What you need to do:
When a line in the data below includes "的生命值", pick it out and copy it.

Segment Start: Data in this exercise

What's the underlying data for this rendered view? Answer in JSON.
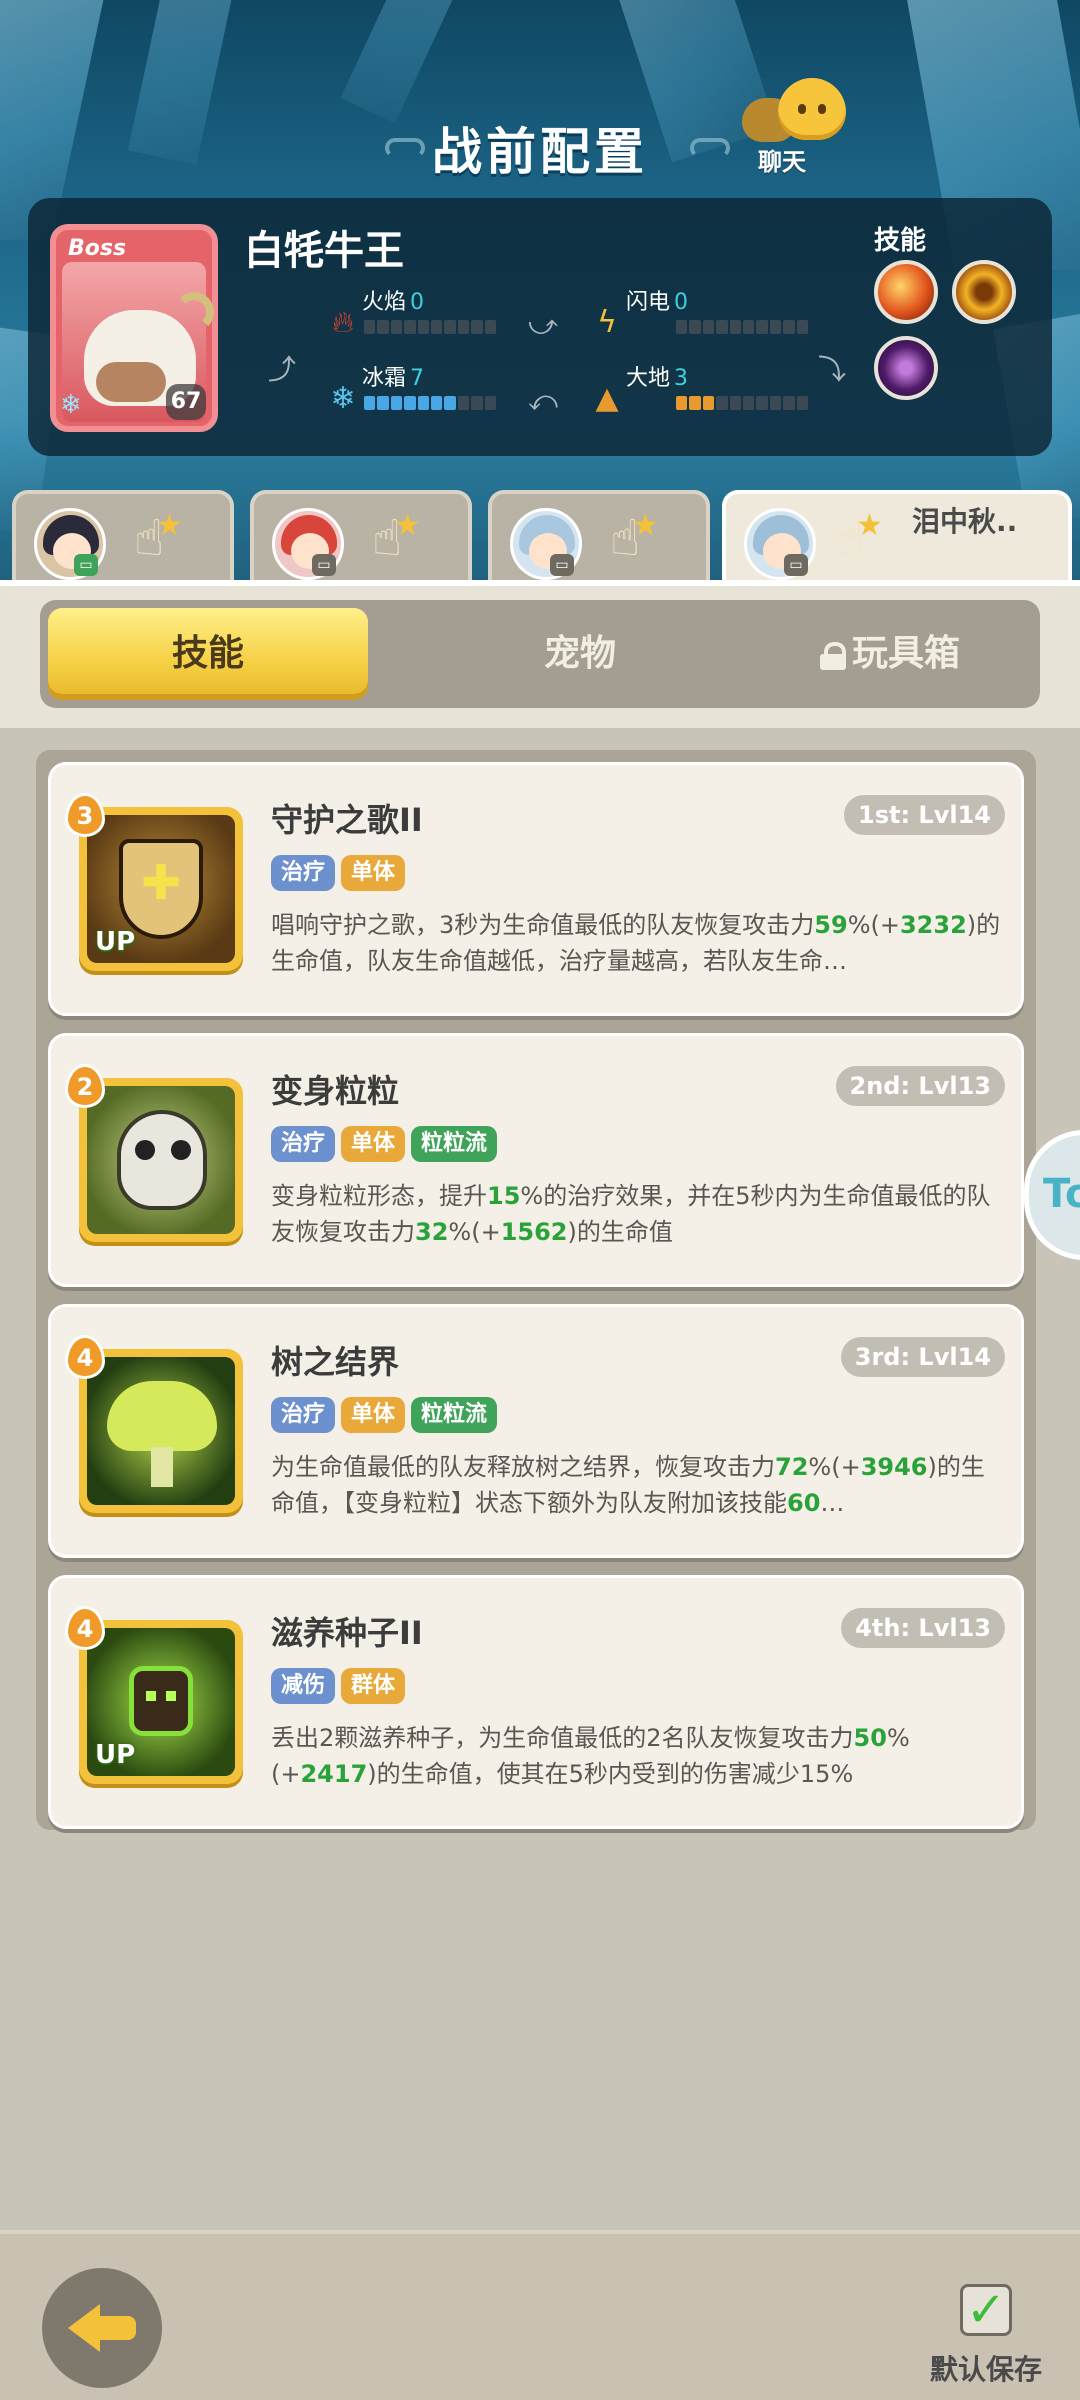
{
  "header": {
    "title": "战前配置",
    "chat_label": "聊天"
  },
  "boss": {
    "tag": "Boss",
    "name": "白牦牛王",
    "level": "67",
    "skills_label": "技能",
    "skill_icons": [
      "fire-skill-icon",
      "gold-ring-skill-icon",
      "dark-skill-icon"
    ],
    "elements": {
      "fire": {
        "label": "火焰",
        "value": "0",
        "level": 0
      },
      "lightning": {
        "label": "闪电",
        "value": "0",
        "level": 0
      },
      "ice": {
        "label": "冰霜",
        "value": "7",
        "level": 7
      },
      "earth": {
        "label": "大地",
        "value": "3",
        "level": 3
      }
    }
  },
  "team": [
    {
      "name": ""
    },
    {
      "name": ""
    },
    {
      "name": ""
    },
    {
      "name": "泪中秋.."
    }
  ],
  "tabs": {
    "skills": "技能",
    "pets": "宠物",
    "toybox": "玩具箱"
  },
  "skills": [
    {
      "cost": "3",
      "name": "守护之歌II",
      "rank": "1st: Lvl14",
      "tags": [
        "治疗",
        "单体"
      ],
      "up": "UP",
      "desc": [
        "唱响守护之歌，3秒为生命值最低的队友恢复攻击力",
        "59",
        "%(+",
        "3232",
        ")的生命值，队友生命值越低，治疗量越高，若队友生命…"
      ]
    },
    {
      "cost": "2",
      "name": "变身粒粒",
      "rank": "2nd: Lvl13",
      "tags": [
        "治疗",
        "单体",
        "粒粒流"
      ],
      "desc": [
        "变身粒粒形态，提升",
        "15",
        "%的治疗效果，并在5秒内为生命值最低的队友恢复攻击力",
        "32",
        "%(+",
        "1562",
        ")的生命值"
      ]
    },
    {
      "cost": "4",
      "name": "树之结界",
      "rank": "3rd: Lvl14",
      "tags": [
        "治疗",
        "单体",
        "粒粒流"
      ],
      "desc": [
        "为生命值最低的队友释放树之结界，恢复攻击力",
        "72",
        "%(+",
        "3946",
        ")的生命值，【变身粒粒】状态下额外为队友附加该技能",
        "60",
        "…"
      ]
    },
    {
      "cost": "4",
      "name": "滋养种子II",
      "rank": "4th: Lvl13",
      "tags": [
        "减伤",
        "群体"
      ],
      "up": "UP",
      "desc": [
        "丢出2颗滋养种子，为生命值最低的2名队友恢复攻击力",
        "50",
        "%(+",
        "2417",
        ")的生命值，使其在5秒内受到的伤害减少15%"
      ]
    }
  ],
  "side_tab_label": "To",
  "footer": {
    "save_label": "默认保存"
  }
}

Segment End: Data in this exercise

Task result:
        ")的生命值，队友生命值越低，治疗量越高，若队友生命…"
        ")的生命值"
        ")的生命值，【变身粒粒】状态下额外为队友附加该技能",
        ")的生命值，使其在5秒内受到的伤害减少15%"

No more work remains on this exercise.